Tottenham Hotspur chairman Daniel Levy has announced, via a club statement, that all 550 non-playing directors and employees will receive a 20% salary cut for April and May in order to reduce the clubs cost amid the COVID-19 crisis.
The football club joins the likes of Barcelona, Bayern Munich and Juventus in attempting to reduce the financial impact the coronavirus has had on the football landscape. Tottenham will be hoping to use the Government’s new furlough scheme to support its staff members affected by the club’s statement.
Levy explained: “The club’s operations have effectively ceased, some of our fans will have lost their jobs and most will be worried about their future. Our sponsors will be concerned about their businesses and our media partners have no certainty when we may play games again or whether we will be allowed to play in front of our fans. In the meantime, the club has an annual cost base running into hundreds of millions of pounds.

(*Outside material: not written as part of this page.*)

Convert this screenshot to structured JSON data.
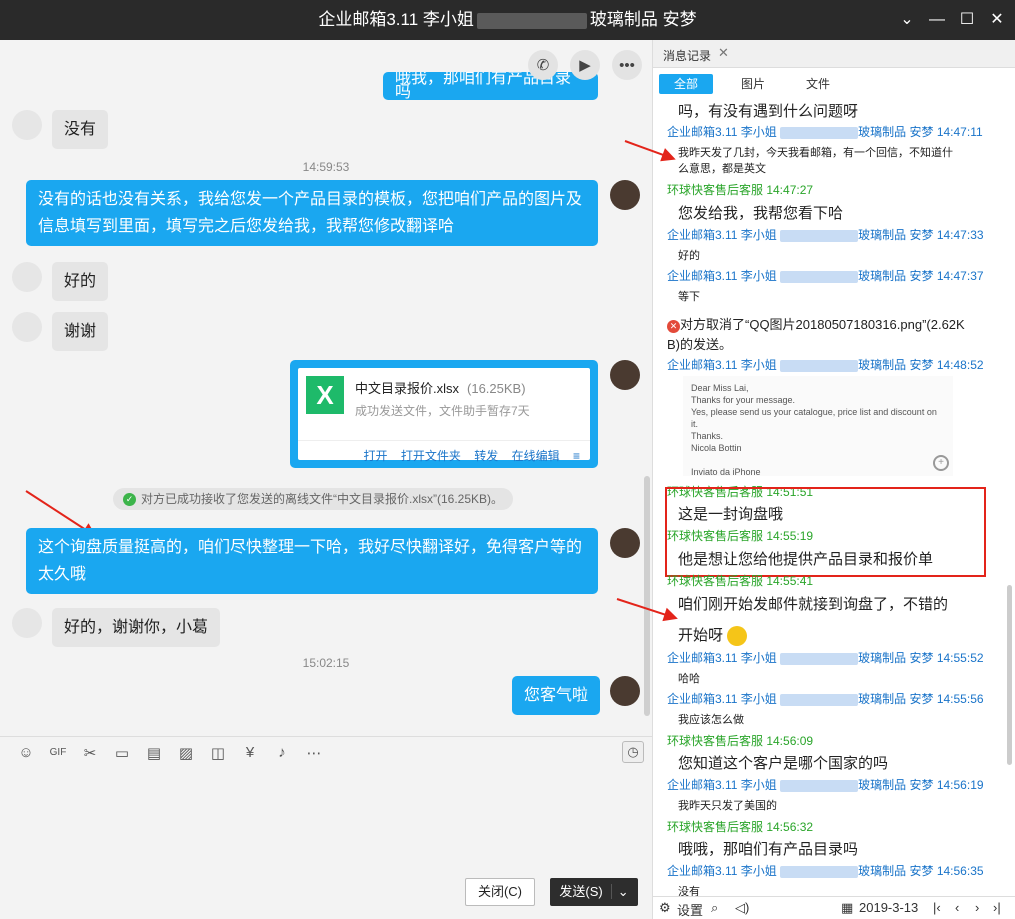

“We may be the eighth largest club in the world by revenue according to the Deloitte survey but all that historical data is totally irrelevant as this virus has no boundaries.
“We ourselves made the difficult decision – in order to protect jobs – to reduce the remuneration of all 550 non-playing directors and employees for April and May by 20%.”

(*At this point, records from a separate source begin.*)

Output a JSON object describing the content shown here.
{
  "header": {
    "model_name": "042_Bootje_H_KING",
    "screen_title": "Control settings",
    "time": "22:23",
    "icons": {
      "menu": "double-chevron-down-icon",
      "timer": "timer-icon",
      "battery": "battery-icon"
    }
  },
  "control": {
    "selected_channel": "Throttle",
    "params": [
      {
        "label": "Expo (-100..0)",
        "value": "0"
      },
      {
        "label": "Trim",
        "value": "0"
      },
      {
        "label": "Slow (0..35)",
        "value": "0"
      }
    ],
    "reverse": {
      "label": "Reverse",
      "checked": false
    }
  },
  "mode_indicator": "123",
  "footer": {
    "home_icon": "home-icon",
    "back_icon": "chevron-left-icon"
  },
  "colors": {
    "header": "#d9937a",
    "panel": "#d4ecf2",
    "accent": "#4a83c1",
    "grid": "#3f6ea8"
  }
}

With COVID-19 causing the suspension and cancellation of various competitions, sporting organisations have resulted in drastic cost cutting measures as there is still no guaranteed date as to when or if any league’s will resume.
The Football Federation Australia (FFA), which runs all of the country’s national football teams, recently ‘stood down’ 70% of its staff after the virus left the country’s footballing sector financially insecure. Moreover, the Football Association (FA) has cancelled various non-league football competitions resulting in clubs taking a substantial financial hit, especially those tipped for promotion.
The Premier League is expected to continue it’s 2019/20 season, in some shape or form, with Levy hoping that this will result in players and coaches also ‘doing their bit for the football ecosystem’ as the world bands together to combat this current climate. With Levy starting that if everybody works together, then the club will remain financially healthy in the future.
The chairman added: “I have no doubt we will get through this crisis but life will take some time to get back to normal. I hope we will never take for granted so many basic things such as getting off the train at Seven Sisters, walking along Tottenham High Road, entering our stadium with our family and friends, and buying a beer and pie ahead of watching Spurs play at home.
“Many families will have lost loved ones, many businesses will have been destroyed, millions of jobs lost and many clubs whether big or small may struggle to exist. It is incumbent on me as chairman to ensure we do everything we can to protect our employees, our fans, our partners, our Club for future generations – and equally important – our wider community where we have such an immense sense of responsibility.”